First the bad news: Five miles from the end I crashed.
Next the good news: I set a personal record average speed of 20.2 mph for the 100 miles.
Last year I did this ride at 19.6 mph. It’s just about entirely flat, up the Natchez Trace parkway 50 miles and back again, so I knew it was my best bet for breaking the 20 mph mark. I got in with a pace line right at the beginning, and we made excellent time. There were seven of us at the turnaround point.
On the way back, a couple of guys dropped out when we passed one of the rest stops. At around 75 miles, two more guys dropped out, leaving just three of us. I was feeling pretty good up to about mile 80, when I started to get some soreness and cramping in my lower back muscles. Still, I knew we were well over 20 mph at that point, and I was determined to hold on.
Around 85 miles, I was in the back of the group of three, and the guy in front of me pulled out to the left and motioned me to come up. I asked if he was okay, and he said he was cramping. I told the leader, but he wasn’t inclined to slow up. I thought about it a moment, and decided that I was hurting too much to keep up with the lead guy, who had been clearly in better shape throughout the ride. I dropped back to help the other guy (who turns out to be named Steve).
I led for a good while at around 18 mph, and he recovered enough to pull in front and take a turn.

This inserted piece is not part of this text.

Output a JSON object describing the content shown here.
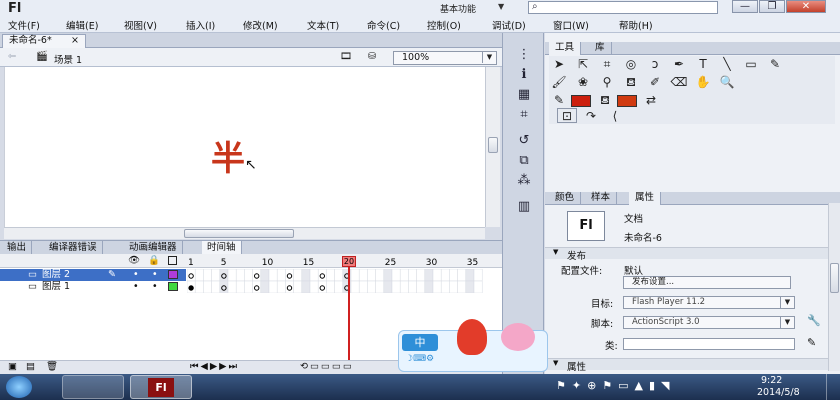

We were heading into the wind on the way back, and even the very slight grades we were encountering were slowing us up a lot. As Steve said at one point, “I’m in survival mode here.” We kept trading the lead back and forth.
At about 95 miles, Steve pulled in front of me again. I don’t have a very clear memory of exactly what happened. It seems like when he pulled in, he cut it too close and his back wheel hit my front. In any case, I know our wheels hit, and suddenly I was out in the middle of the road falling flat on my right side. My right arm, shoulder, and hip hit first, and then my head hit the pavement hard. When I looked at my helment this morning, there was a crack all the way through on the right side. Steve came back immediately and helped me up, and my bike was okay to ride, so we hobbled on in the last five miles.
Actually, we started out slowly, but pretty soon I was able to get back up to a decent speed. Ralph and Gerry were there at the finish line to take my picture, and for someone with a serious road rash, I was feeling pretty good. Even better when I checked my average speed.